Create a vertex group for your mesh. Assign the top vertices to that group, at weight 1.0. Now, on properties/physics/soft body/goal, specify your vertex group as the goal vertex group, then in soft body/goal/strengths, set the default weight to 1.0. Your assigned verts will no longer move with the sim-- they'll act pinned, as with cloth pinning.

This will prevent the other vertices in your soft body simulation from having any goal weight. You can assign the other vertices to your goal group (at a lower weight than 1.0), or you can set the "Min" goal in soft body/goal/strengths.

The next question is, how to apply a force to a soft body mesh? There are a number of different ways. You could set collision type to "face" and then use a collider to press down on the mesh. You could use a force field. You could just use gravity.

What you describe in your comments is the desire to exert exactly 5 Newtons on your bottom verts. That's the force necessary to accelerate 5kg by 1m/s/s, or to accelerate 1kg by 5m/s/s. Using default Blender scales, and default soft body mass settings of 1kg, the simplest and easiest way to exert this force is via gravity. In properties/scene/gravity, set your gravity vector to 0, 0, -5.0 and your softbody's 1kg verts will be accelerated downward at a force of 5 newtons.

But maybe you don't have constant mass for your soft body. You can use a force field to do the same thing, just without quite as much precision. Make a new force field, of "force" type. To make it directional rather than radial set the shape of the force field, in properties/physics/force fields/settings/shape, to "plane". Then, in force fields/falloff/Z direction, choose an axis for the force field to operate along.

But what strength to use to represent 5 Newtons? Tests on 1kg and 5kg rigid bodies suggest that a strength of 120 is about right for 5N at 24 frames per second. If you want to get more exact, remember that the distance that an accelerating body travels is equal to at^2/2, where a is acceleration and t is time.

But if you want to know what it's going to look like after that? The answer is, it depends not only on your forces, not only on your soft body settings, but on your vertex density and your topology. Soft body physics are not real physics. Even though I did my best to answer your question, if you're wanting exact numbers for your forces, you shouldn't be using Blender's physics for your problems. Blender's physics are tools to create pictures.

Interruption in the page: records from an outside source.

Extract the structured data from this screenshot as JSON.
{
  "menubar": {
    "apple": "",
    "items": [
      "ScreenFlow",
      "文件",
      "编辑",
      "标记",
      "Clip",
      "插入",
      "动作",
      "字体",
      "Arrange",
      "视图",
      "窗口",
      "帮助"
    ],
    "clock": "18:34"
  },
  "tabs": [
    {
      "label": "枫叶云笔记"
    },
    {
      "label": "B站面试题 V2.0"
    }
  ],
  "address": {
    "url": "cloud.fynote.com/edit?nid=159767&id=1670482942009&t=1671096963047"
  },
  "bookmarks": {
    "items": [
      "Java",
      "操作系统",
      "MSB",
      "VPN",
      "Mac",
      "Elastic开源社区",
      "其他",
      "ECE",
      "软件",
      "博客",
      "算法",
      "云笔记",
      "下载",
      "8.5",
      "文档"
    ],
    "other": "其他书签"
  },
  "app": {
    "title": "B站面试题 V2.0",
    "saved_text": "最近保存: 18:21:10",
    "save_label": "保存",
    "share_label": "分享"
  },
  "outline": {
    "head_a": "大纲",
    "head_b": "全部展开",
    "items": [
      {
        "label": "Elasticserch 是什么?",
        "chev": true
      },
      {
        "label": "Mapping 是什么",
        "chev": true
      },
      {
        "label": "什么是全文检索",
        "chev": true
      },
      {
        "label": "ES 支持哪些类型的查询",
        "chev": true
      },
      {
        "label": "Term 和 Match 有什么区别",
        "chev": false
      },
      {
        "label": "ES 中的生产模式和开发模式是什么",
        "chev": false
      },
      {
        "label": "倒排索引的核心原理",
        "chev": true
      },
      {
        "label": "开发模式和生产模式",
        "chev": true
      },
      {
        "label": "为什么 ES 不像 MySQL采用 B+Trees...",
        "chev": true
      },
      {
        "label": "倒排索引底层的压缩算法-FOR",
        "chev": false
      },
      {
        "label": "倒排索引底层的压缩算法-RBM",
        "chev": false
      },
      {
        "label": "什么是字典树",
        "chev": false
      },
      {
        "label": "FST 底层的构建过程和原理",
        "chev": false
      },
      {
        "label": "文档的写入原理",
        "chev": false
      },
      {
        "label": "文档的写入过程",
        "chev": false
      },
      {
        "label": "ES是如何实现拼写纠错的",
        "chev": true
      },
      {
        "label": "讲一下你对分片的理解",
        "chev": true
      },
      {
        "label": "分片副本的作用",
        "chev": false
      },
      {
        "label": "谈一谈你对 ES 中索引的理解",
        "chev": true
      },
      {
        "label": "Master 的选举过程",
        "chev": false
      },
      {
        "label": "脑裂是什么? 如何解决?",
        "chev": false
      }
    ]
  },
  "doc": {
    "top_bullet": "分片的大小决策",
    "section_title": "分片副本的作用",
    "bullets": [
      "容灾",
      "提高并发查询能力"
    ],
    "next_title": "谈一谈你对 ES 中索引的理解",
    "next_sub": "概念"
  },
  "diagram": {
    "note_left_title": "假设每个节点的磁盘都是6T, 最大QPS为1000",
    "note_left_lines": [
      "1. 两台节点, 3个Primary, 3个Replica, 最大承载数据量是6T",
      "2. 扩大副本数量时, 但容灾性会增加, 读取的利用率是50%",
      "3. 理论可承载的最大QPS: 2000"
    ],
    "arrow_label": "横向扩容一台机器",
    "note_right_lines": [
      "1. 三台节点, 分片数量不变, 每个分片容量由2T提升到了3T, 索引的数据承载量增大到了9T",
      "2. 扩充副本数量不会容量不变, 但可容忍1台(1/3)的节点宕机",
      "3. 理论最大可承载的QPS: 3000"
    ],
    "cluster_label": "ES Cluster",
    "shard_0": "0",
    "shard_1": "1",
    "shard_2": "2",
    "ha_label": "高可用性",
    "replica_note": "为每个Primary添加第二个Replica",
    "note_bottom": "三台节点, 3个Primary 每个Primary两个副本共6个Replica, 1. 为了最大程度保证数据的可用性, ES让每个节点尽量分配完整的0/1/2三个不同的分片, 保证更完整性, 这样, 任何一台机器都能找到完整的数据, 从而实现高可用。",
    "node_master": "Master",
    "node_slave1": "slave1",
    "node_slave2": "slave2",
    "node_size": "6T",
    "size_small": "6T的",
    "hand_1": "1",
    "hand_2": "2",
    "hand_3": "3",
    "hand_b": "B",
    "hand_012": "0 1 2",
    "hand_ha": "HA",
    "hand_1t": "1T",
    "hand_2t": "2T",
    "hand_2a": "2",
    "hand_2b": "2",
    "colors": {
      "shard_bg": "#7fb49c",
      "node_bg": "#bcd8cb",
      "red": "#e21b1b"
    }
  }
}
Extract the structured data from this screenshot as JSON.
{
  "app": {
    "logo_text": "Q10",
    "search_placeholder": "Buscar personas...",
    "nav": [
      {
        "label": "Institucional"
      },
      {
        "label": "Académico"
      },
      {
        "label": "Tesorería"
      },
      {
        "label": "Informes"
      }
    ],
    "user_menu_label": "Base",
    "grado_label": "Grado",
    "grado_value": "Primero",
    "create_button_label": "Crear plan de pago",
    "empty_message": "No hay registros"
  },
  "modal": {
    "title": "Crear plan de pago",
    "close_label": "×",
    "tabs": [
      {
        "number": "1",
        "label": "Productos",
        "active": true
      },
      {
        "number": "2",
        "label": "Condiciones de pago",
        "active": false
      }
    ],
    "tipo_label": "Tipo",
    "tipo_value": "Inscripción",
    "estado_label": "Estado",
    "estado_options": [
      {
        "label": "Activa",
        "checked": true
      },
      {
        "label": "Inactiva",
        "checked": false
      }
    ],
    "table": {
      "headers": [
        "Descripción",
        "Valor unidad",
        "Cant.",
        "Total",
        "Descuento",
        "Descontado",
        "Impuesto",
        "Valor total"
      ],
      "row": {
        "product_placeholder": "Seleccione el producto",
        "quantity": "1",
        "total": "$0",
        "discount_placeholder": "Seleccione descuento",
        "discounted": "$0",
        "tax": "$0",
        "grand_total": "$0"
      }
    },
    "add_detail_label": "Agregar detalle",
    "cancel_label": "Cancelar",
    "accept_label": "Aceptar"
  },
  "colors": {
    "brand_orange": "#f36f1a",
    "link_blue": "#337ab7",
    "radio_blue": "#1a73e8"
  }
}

They bear only the tiniest resemblance to actual, real world physics.

• Hi Nathan, thank you very much for the detailed description, i understand what you said. For the gravity method you mentioned, is that possible to make the bottom face not change its shape during the process? – Mengzhe Lyu Oct 6 '20 at 21:38
• @MengzheLyu You could adjust spring strengths on the soft body, possibly in conjunction with vertex groups to control differences in spring strengths, which will never give you zero deformation on the bottom face but can reduce it, or you could use an armature and bone constraints to translate the "average" transformation of a non-rendering, physics-deformed face onto a rendering, armature deformed face. – Nathan Oct 6 '20 at 21:50
• This is a great answer. The concave deformation in the original question is due to cross-links in the internal structure of the material and as you say, the Soft Body physics is not the right tool to accurately model that (certainly couldn't be done with only the outer surface modelled in the mesh). – Rich Sedman Mar 2 at 7:58